DATA SHOWN:
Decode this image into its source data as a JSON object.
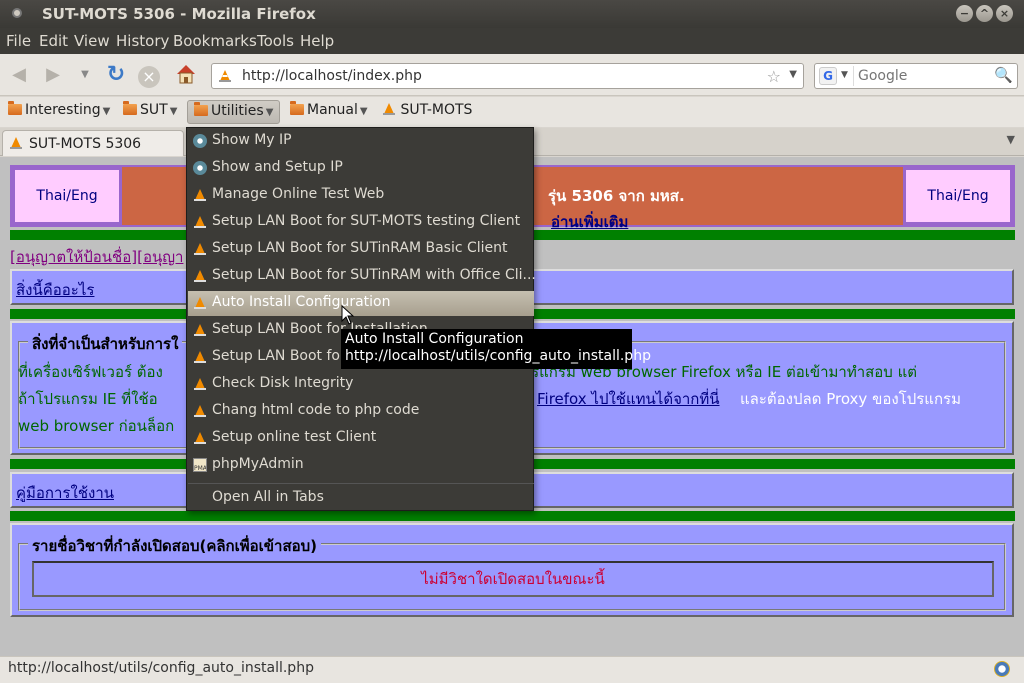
{
  "window": {
    "title": "SUT-MOTS 5306 - Mozilla Firefox",
    "buttons": [
      "minimize",
      "maximize",
      "close"
    ]
  },
  "menubar": [
    "File",
    "Edit",
    "View",
    "History",
    "Bookmarks",
    "Tools",
    "Help"
  ],
  "navbar": {
    "url": "http://localhost/index.php",
    "search_placeholder": "Google"
  },
  "bookmarks": [
    {
      "label": "Interesting",
      "type": "folder"
    },
    {
      "label": "SUT",
      "type": "folder"
    },
    {
      "label": "Utilities",
      "type": "folder",
      "active": true
    },
    {
      "label": "Manual",
      "type": "folder"
    },
    {
      "label": "SUT-MOTS",
      "type": "link"
    }
  ],
  "tab": {
    "title": "SUT-MOTS 5306"
  },
  "page": {
    "thai_eng_left": "Thai/Eng",
    "thai_eng_right": "Thai/Eng",
    "header_text": "รุ่น 5306 จาก มหส.",
    "header_link": "อ่านเพิ่มเติม",
    "permission_link": "[อนุญาตให้ป้อนชื่อ][อนุญา",
    "what_is_this": "สิ่งนี้คืออะไร",
    "requirements_title": "สิ่งที่จำเป็นสำหรับการใ",
    "requirements_line1_a": "ที่เครื่องเซิร์ฟเวอร์ ต้อง",
    "requirements_line1_b": "ใช้โปรแกรม web browser Firefox หรือ IE ต่อเข้ามาทำสอบ แต่",
    "requirements_line2_a": "ถ้าโปรแกรม IE ที่ใช้อ",
    "requirements_line2_link": "Firefox ไปใช้แทนได้จากที่นี่",
    "requirements_line2_b": "และต้องปลด Proxy ของโปรแกรม",
    "requirements_line3": "web browser ก่อนล็อก",
    "manual_link": "คู่มือการใช้งาน",
    "subjects_title": "รายชื่อวิชาที่กำลังเปิดสอบ(คลิกเพื่อเข้าสอบ)",
    "no_subjects": "ไม่มีวิชาใดเปิดสอบในขณะนี้"
  },
  "dropdown": {
    "items": [
      {
        "label": "Show My IP",
        "icon": "gear-icon"
      },
      {
        "label": "Show and Setup IP",
        "icon": "gear-icon"
      },
      {
        "label": "Manage Online Test Web",
        "icon": "vlc-cone-icon"
      },
      {
        "label": "Setup LAN Boot for SUT-MOTS testing Client",
        "icon": "vlc-cone-icon"
      },
      {
        "label": "Setup LAN Boot for SUTinRAM Basic Client",
        "icon": "vlc-cone-icon"
      },
      {
        "label": "Setup LAN Boot for SUTinRAM with Office Cli...",
        "icon": "vlc-cone-icon"
      },
      {
        "label": "Auto Install Configuration",
        "icon": "vlc-cone-icon",
        "highlighted": true
      },
      {
        "label": "Setup LAN Boot for Installation",
        "icon": "vlc-cone-icon"
      },
      {
        "label": "Setup LAN Boot for S",
        "icon": "vlc-cone-icon"
      },
      {
        "label": "Check Disk Integrity",
        "icon": "vlc-cone-icon"
      },
      {
        "label": "Chang html code to php code",
        "icon": "vlc-cone-icon"
      },
      {
        "label": "Setup online test Client",
        "icon": "vlc-cone-icon"
      },
      {
        "label": "phpMyAdmin",
        "icon": "pma-icon"
      }
    ],
    "open_all": "Open All in Tabs"
  },
  "tooltip": {
    "title": "Auto Install Configuration",
    "url": "http://localhost/utils/config_auto_install.php"
  },
  "status": {
    "text": "http://localhost/utils/config_auto_install.php"
  },
  "colors": {
    "header_bg": "#cc6644",
    "green_bar": "#008000",
    "box_bg": "#9999ff",
    "menu_bg": "#3c3b37",
    "highlight": "#b0a898"
  }
}
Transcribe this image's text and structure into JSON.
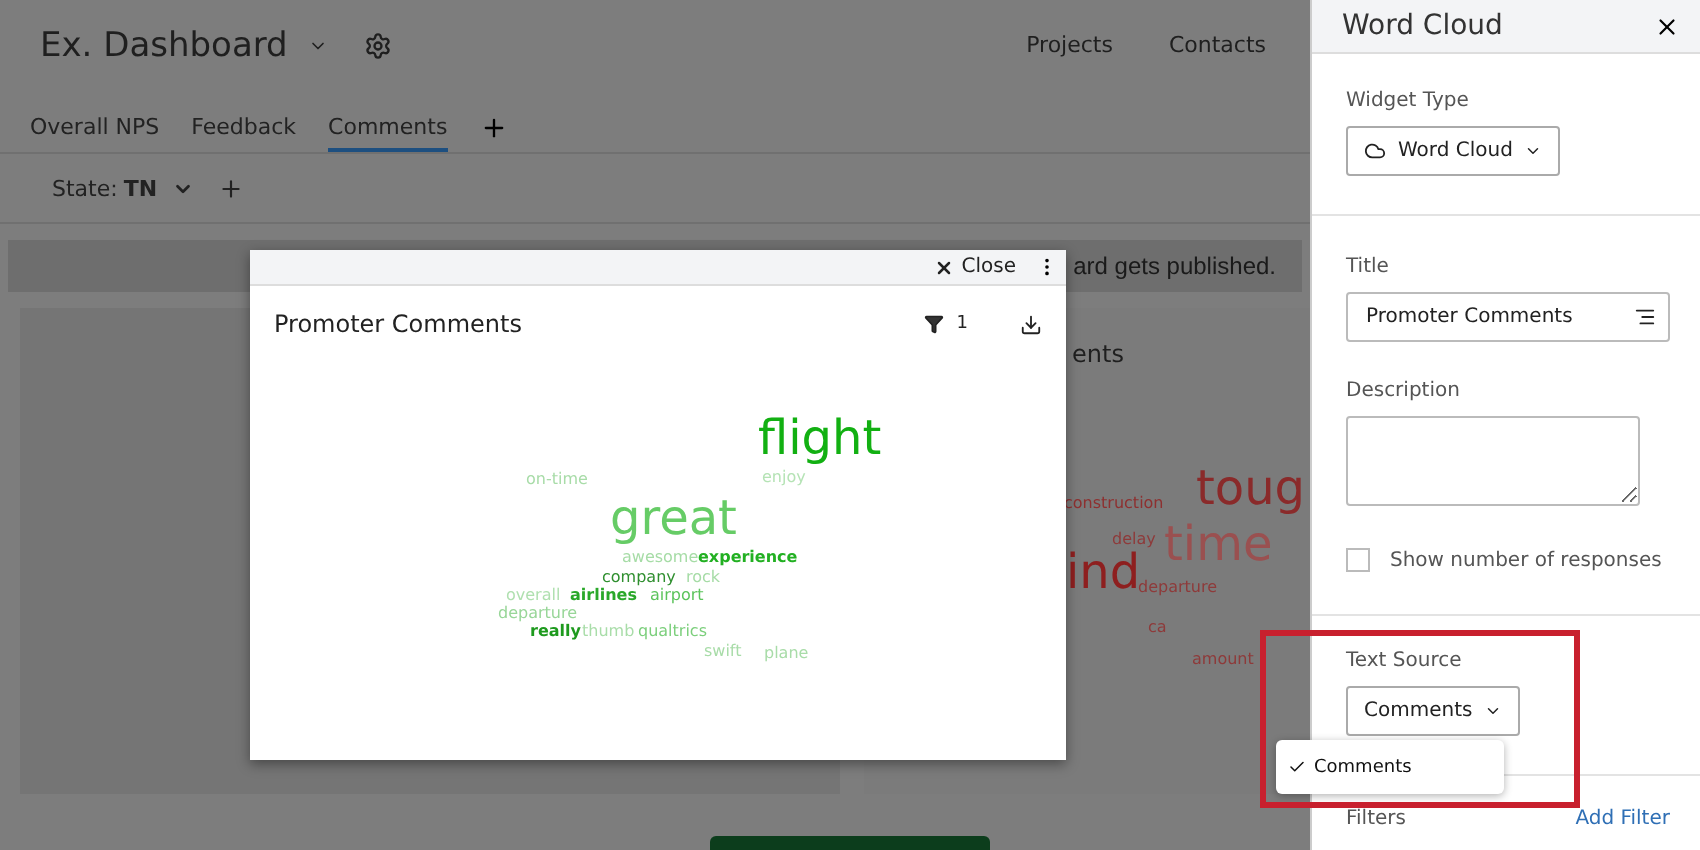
{
  "header": {
    "title": "Ex. Dashboard",
    "nav": [
      "Projects",
      "Contacts"
    ]
  },
  "tabs": [
    {
      "label": "Overall NPS",
      "selected": false
    },
    {
      "label": "Feedback",
      "selected": false
    },
    {
      "label": "Comments",
      "selected": true
    }
  ],
  "filter": {
    "label": "State:",
    "value": "TN"
  },
  "banner": {
    "text": "ard gets published."
  },
  "background_card": {
    "title": "ents",
    "words": [
      {
        "text": "construction",
        "kind": "small",
        "color": "#8e3030"
      },
      {
        "text": "toug",
        "kind": "big",
        "color": "#8a2a2a"
      },
      {
        "text": "time",
        "kind": "big",
        "color": "#9a5050"
      },
      {
        "text": "delay",
        "kind": "small",
        "color": "#8e3a3a"
      },
      {
        "text": "ind",
        "kind": "big",
        "color": "#8e1f1f"
      },
      {
        "text": "departure",
        "kind": "small",
        "color": "#8e3a3a"
      },
      {
        "text": "ca",
        "kind": "small",
        "color": "#8e3a3a"
      },
      {
        "text": "amount",
        "kind": "small",
        "color": "#8e3a3a"
      }
    ]
  },
  "modal": {
    "close": "Close",
    "title": "Promoter Comments",
    "filter_count": "1",
    "words": [
      {
        "text": "flight",
        "kind": "big",
        "color": "#12b012"
      },
      {
        "text": "on-time",
        "kind": "small",
        "color": "#a8dca8"
      },
      {
        "text": "enjoy",
        "kind": "small",
        "color": "#b5e3b5"
      },
      {
        "text": "great",
        "kind": "big",
        "color": "#66cc66"
      },
      {
        "text": "awesome",
        "kind": "small",
        "color": "#a6dca6"
      },
      {
        "text": "experience",
        "kind": "bold",
        "color": "#22b022"
      },
      {
        "text": "company",
        "kind": "small",
        "color": "#2f8f2f"
      },
      {
        "text": "rock",
        "kind": "small",
        "color": "#a6dca6"
      },
      {
        "text": "overall",
        "kind": "small",
        "color": "#b0e0b0"
      },
      {
        "text": "airlines",
        "kind": "bold",
        "color": "#2aa82a"
      },
      {
        "text": "airport",
        "kind": "small",
        "color": "#5cc45c"
      },
      {
        "text": "departure",
        "kind": "small",
        "color": "#98d698"
      },
      {
        "text": "really",
        "kind": "bold",
        "color": "#1e9a1e"
      },
      {
        "text": "thumb",
        "kind": "small",
        "color": "#a9dda9"
      },
      {
        "text": "qualtrics",
        "kind": "small",
        "color": "#7ccf7c"
      },
      {
        "text": "swift",
        "kind": "small",
        "color": "#a8dca8"
      },
      {
        "text": "plane",
        "kind": "small",
        "color": "#a8dca8"
      }
    ]
  },
  "panel": {
    "title": "Word Cloud",
    "widget_type_label": "Widget Type",
    "widget_type": "Word Cloud",
    "title_label": "Title",
    "title_value": "Promoter Comments",
    "description_label": "Description",
    "show_responses": {
      "label": "Show number of responses",
      "checked": false
    },
    "text_source_label": "Text Source",
    "text_source": "Comments",
    "menu": [
      {
        "label": "Comments",
        "selected": true
      }
    ],
    "filters_label": "Filters",
    "add_filter": "Add Filter"
  }
}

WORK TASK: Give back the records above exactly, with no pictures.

WRITTEN RESPONSE:
Decode this image into its source data as a JSON object.
{
  "window": {
    "title": "SUT-MOTS 5306 - Mozilla Firefox",
    "buttons": [
      "minimize",
      "maximize",
      "close"
    ]
  },
  "menubar": [
    "File",
    "Edit",
    "View",
    "History",
    "Bookmarks",
    "Tools",
    "Help"
  ],
  "navbar": {
    "url": "http://localhost/index.php",
    "search_placeholder": "Google"
  },
  "bookmarks": [
    {
      "label": "Interesting",
      "type": "folder"
    },
    {
      "label": "SUT",
      "type": "folder"
    },
    {
      "label": "Utilities",
      "type": "folder",
      "active": true
    },
    {
      "label": "Manual",
      "type": "folder"
    },
    {
      "label": "SUT-MOTS",
      "type": "link"
    }
  ],
  "tab": {
    "title": "SUT-MOTS 5306"
  },
  "page": {
    "thai_eng_left": "Thai/Eng",
    "thai_eng_right": "Thai/Eng",
    "header_text": "รุ่น 5306 จาก มหส.",
    "header_link": "อ่านเพิ่มเติม",
    "permission_link": "[อนุญาตให้ป้อนชื่อ][อนุญา",
    "what_is_this": "สิ่งนี้คืออะไร",
    "requirements_title": "สิ่งที่จำเป็นสำหรับการใ",
    "requirements_line1_a": "ที่เครื่องเซิร์ฟเวอร์ ต้อง",
    "requirements_line1_b": "ใช้โปรแกรม web browser Firefox หรือ IE ต่อเข้ามาทำสอบ แต่",
    "requirements_line2_a": "ถ้าโปรแกรม IE ที่ใช้อ",
    "requirements_line2_link": "Firefox ไปใช้แทนได้จากที่นี่",
    "requirements_line2_b": "และต้องปลด Proxy ของโปรแกรม",
    "requirements_line3": "web browser ก่อนล็อก",
    "manual_link": "คู่มือการใช้งาน",
    "subjects_title": "รายชื่อวิชาที่กำลังเปิดสอบ(คลิกเพื่อเข้าสอบ)",
    "no_subjects": "ไม่มีวิชาใดเปิดสอบในขณะนี้"
  },
  "dropdown": {
    "items": [
      {
        "label": "Show My IP",
        "icon": "gear-icon"
      },
      {
        "label": "Show and Setup IP",
        "icon": "gear-icon"
      },
      {
        "label": "Manage Online Test Web",
        "icon": "vlc-cone-icon"
      },
      {
        "label": "Setup LAN Boot for SUT-MOTS testing Client",
        "icon": "vlc-cone-icon"
      },
      {
        "label": "Setup LAN Boot for SUTinRAM Basic Client",
        "icon": "vlc-cone-icon"
      },
      {
        "label": "Setup LAN Boot for SUTinRAM with Office Cli...",
        "icon": "vlc-cone-icon"
      },
      {
        "label": "Auto Install Configuration",
        "icon": "vlc-cone-icon",
        "highlighted": true
      },
      {
        "label": "Setup LAN Boot for Installation",
        "icon": "vlc-cone-icon"
      },
      {
        "label": "Setup LAN Boot for S",
        "icon": "vlc-cone-icon"
      },
      {
        "label": "Check Disk Integrity",
        "icon": "vlc-cone-icon"
      },
      {
        "label": "Chang html code to php code",
        "icon": "vlc-cone-icon"
      },
      {
        "label": "Setup online test Client",
        "icon": "vlc-cone-icon"
      },
      {
        "label": "phpMyAdmin",
        "icon": "pma-icon"
      }
    ],
    "open_all": "Open All in Tabs"
  },
  "tooltip": {
    "title": "Auto Install Configuration",
    "url": "http://localhost/utils/config_auto_install.php"
  },
  "status": {
    "text": "http://localhost/utils/config_auto_install.php"
  },
  "colors": {
    "header_bg": "#cc6644",
    "green_bar": "#008000",
    "box_bg": "#9999ff",
    "menu_bg": "#3c3b37",
    "highlight": "#b0a898"
  }
}
Transcribe this image's text and structure into JSON.
{
  "header": {
    "title": "Ex. Dashboard",
    "nav": [
      "Projects",
      "Contacts"
    ]
  },
  "tabs": [
    {
      "label": "Overall NPS",
      "selected": false
    },
    {
      "label": "Feedback",
      "selected": false
    },
    {
      "label": "Comments",
      "selected": true
    }
  ],
  "filter": {
    "label": "State:",
    "value": "TN"
  },
  "banner": {
    "text": "ard gets published."
  },
  "background_card": {
    "title": "ents",
    "words": [
      {
        "text": "construction",
        "kind": "small",
        "color": "#8e3030"
      },
      {
        "text": "toug",
        "kind": "big",
        "color": "#8a2a2a"
      },
      {
        "text": "time",
        "kind": "big",
        "color": "#9a5050"
      },
      {
        "text": "delay",
        "kind": "small",
        "color": "#8e3a3a"
      },
      {
        "text": "ind",
        "kind": "big",
        "color": "#8e1f1f"
      },
      {
        "text": "departure",
        "kind": "small",
        "color": "#8e3a3a"
      },
      {
        "text": "ca",
        "kind": "small",
        "color": "#8e3a3a"
      },
      {
        "text": "amount",
        "kind": "small",
        "color": "#8e3a3a"
      }
    ]
  },
  "modal": {
    "close": "Close",
    "title": "Promoter Comments",
    "filter_count": "1",
    "words": [
      {
        "text": "flight",
        "kind": "big",
        "color": "#12b012"
      },
      {
        "text": "on-time",
        "kind": "small",
        "color": "#a8dca8"
      },
      {
        "text": "enjoy",
        "kind": "small",
        "color": "#b5e3b5"
      },
      {
        "text": "great",
        "kind": "big",
        "color": "#66cc66"
      },
      {
        "text": "awesome",
        "kind": "small",
        "color": "#a6dca6"
      },
      {
        "text": "experience",
        "kind": "bold",
        "color": "#22b022"
      },
      {
        "text": "company",
        "kind": "small",
        "color": "#2f8f2f"
      },
      {
        "text": "rock",
        "kind": "small",
        "color": "#a6dca6"
      },
      {
        "text": "overall",
        "kind": "small",
        "color": "#b0e0b0"
      },
      {
        "text": "airlines",
        "kind": "bold",
        "color": "#2aa82a"
      },
      {
        "text": "airport",
        "kind": "small",
        "color": "#5cc45c"
      },
      {
        "text": "departure",
        "kind": "small",
        "color": "#98d698"
      },
      {
        "text": "really",
        "kind": "bold",
        "color": "#1e9a1e"
      },
      {
        "text": "thumb",
        "kind": "small",
        "color": "#a9dda9"
      },
      {
        "text": "qualtrics",
        "kind": "small",
        "color": "#7ccf7c"
      },
      {
        "text": "swift",
        "kind": "small",
        "color": "#a8dca8"
      },
      {
        "text": "plane",
        "kind": "small",
        "color": "#a8dca8"
      }
    ]
  },
  "panel": {
    "title": "Word Cloud",
    "widget_type_label": "Widget Type",
    "widget_type": "Word Cloud",
    "title_label": "Title",
    "title_value": "Promoter Comments",
    "description_label": "Description",
    "show_responses": {
      "label": "Show number of responses",
      "checked": false
    },
    "text_source_label": "Text Source",
    "text_source": "Comments",
    "menu": [
      {
        "label": "Comments",
        "selected": true
      }
    ],
    "filters_label": "Filters",
    "add_filter": "Add Filter"
  }
}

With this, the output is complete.